Until… Bishop Michael Curry, a high-ranking preacher from Chicago (yes, Illinois, USA!!), took the pulpit for the main sermon. His rousing, passionate speech had the effect of a lightning bolt striking Windsor Castle. It was like a revival had taken root inside of St. George’s Chapel.
Half the gathered 600 guests were struck dumb— confused and bewildered by the crescendoed words flying from the first African-American leader of the Episcopal Church’s soul. A sermon, such as this, had never been delivered at a royal wedding before— events that are generally known for their stoicism, tradition, and… yes, I’m gonna say it… boringness.
The other wedding guests, not incapacitated by shock by Bishop Curry, were either smiling, smirking, or, if you were Prince William, slightly giggling (and hoping no one saw).
But… yes, William, I did see you.
I’m certain William was thinking of his own wedding service, and how staid and vanilla that it was. And that only his cheeky little brother, Harry, could get away with having a rousing wedding service such as this. Lucky bastard.
A gospel choir followed up this sermon with a gorgeous version of Stand By Me, which nearly had me yelling AMEN! at my television while I tried not to cry again. I think I did hear Elton John sniffing, at this point, also, but it could have just been all in my head. (So many things are, after all.)
It was beautiful. But, for fuck’s sake, the crying needed to stop.
I made it through the vows. And all the remaining loved-up cuteness of the bride and groom, to the point when they all exited the church— to the sound of the gospel choir, again— to wave to the crowds outside. Then, Harry piled Meghan, and her parachute veil, into a horse-drawn carriage that they stole from Disneyland to take a ride around town.
Okay, so maybe they didn’t steal the carriage… but, those horses looked so damn perfect that I’d swear that they were animated.
By this point, I was glad the wedding was nearly over. I didn’t think I could handle any more emotion, or pomp, or circumstance. I was emotionally and physically spent. My soul was full.
But, my stomach wasn’t.
So, I pulled out my tiny curried egg sandwiches, and some tea, and chowed down. I didn’t have any fancy china or teacups to use, so I searched for the most royal-looking cup I could find in my cupboard.
The winner? An Aladdin mug.
Before you protest my choice, please take note of the picture on the mug. The palace in Agrabah. That’s where Jasmine lives. And she’s a fucking princess. So, there.

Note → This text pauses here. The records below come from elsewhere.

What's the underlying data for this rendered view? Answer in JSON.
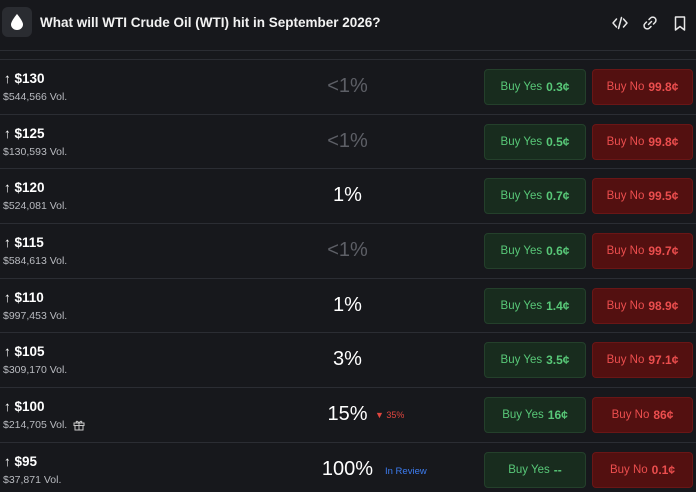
{
  "header": {
    "title": "What will WTI Crude Oil (WTI) hit in September 2026?",
    "icons": [
      "oil-drop-icon",
      "embed-code-icon",
      "link-icon",
      "bookmark-icon"
    ]
  },
  "colors": {
    "background": "#17181c",
    "yes_text": "#58c878",
    "yes_bg": "#182c1e",
    "no_text": "#ec4e4e",
    "no_bg": "#531010",
    "negative_delta": "#e0463f",
    "review_blue": "#3c7cf0"
  },
  "rows": [
    {
      "strike": "↑ $130",
      "volume": "$544,566 Vol.",
      "chance": "<1%",
      "dim": true,
      "yes_label": "Buy Yes",
      "yes_price": "0.3¢",
      "no_label": "Buy No",
      "no_price": "99.8¢"
    },
    {
      "strike": "↑ $125",
      "volume": "$130,593 Vol.",
      "chance": "<1%",
      "dim": true,
      "yes_label": "Buy Yes",
      "yes_price": "0.5¢",
      "no_label": "Buy No",
      "no_price": "99.8¢"
    },
    {
      "strike": "↑ $120",
      "volume": "$524,081 Vol.",
      "chance": "1%",
      "dim": false,
      "yes_label": "Buy Yes",
      "yes_price": "0.7¢",
      "no_label": "Buy No",
      "no_price": "99.5¢"
    },
    {
      "strike": "↑ $115",
      "volume": "$584,613 Vol.",
      "chance": "<1%",
      "dim": true,
      "yes_label": "Buy Yes",
      "yes_price": "0.6¢",
      "no_label": "Buy No",
      "no_price": "99.7¢"
    },
    {
      "strike": "↑ $110",
      "volume": "$997,453 Vol.",
      "chance": "1%",
      "dim": false,
      "yes_label": "Buy Yes",
      "yes_price": "1.4¢",
      "no_label": "Buy No",
      "no_price": "98.9¢"
    },
    {
      "strike": "↑ $105",
      "volume": "$309,170 Vol.",
      "chance": "3%",
      "dim": false,
      "yes_label": "Buy Yes",
      "yes_price": "3.5¢",
      "no_label": "Buy No",
      "no_price": "97.1¢"
    },
    {
      "strike": "↑ $100",
      "volume": "$214,705 Vol.",
      "chance": "15%",
      "dim": false,
      "delta": "▼ 35%",
      "gift": true,
      "yes_label": "Buy Yes",
      "yes_price": "16¢",
      "no_label": "Buy No",
      "no_price": "86¢"
    },
    {
      "strike": "↑ $95",
      "volume": "$37,871 Vol.",
      "chance": "100%",
      "dim": false,
      "status": "In Review",
      "yes_label": "Buy Yes",
      "yes_price": "--",
      "no_label": "Buy No",
      "no_price": "0.1¢"
    }
  ]
}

It seems fitting on another level, too. For as Jasmine and Aladdin sang about “a whole new world” in the movie, Bishop Curry’s final remarks to Harry and Meghan were “…we will make of this old world a new world.”
And, if this wedding is any indication, they are well on their way.